(Entries from a dataset of interfaces)
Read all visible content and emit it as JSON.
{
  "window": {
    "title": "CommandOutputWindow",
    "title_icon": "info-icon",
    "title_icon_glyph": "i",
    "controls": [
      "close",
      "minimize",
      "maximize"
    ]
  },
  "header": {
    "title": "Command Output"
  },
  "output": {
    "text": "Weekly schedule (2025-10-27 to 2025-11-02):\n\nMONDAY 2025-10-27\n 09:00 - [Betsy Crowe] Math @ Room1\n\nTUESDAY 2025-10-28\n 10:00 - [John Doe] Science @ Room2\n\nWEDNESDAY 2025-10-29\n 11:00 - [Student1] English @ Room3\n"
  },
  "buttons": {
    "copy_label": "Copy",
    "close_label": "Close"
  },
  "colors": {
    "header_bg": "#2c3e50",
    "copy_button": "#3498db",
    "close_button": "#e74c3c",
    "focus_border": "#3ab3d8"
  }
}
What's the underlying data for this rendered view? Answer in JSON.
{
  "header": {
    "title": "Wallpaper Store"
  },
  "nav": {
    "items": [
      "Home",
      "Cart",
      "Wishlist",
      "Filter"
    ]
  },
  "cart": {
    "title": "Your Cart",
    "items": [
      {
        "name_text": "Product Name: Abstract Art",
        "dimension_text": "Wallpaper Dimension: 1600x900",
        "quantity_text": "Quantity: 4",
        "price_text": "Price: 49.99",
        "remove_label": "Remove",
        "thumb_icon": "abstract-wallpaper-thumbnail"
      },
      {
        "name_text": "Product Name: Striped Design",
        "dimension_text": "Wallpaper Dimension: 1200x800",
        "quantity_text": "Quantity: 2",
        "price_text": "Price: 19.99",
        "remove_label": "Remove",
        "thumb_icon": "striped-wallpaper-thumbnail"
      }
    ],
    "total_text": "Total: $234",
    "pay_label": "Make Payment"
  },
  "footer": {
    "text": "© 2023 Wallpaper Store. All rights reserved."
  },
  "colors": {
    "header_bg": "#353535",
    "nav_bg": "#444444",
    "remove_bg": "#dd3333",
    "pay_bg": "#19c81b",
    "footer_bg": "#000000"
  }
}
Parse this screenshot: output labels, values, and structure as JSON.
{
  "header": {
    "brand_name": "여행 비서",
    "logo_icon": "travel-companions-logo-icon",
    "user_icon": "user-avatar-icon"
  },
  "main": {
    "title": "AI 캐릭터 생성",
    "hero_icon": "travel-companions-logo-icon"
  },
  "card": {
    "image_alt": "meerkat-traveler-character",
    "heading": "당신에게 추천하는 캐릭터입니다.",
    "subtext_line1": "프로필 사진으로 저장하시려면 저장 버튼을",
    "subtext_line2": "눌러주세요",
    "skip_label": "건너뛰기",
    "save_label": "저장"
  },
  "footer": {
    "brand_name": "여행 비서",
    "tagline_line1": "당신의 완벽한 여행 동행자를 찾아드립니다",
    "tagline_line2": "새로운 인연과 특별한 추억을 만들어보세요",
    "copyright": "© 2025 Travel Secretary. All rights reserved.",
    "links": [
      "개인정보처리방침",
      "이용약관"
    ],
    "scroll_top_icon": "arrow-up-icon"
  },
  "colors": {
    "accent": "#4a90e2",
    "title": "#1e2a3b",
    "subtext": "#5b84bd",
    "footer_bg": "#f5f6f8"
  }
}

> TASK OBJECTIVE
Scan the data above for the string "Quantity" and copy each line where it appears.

> OUTPUT FOR THIS TASK
        "quantity_text": "Quantity: 4",
        "quantity_text": "Quantity: 2",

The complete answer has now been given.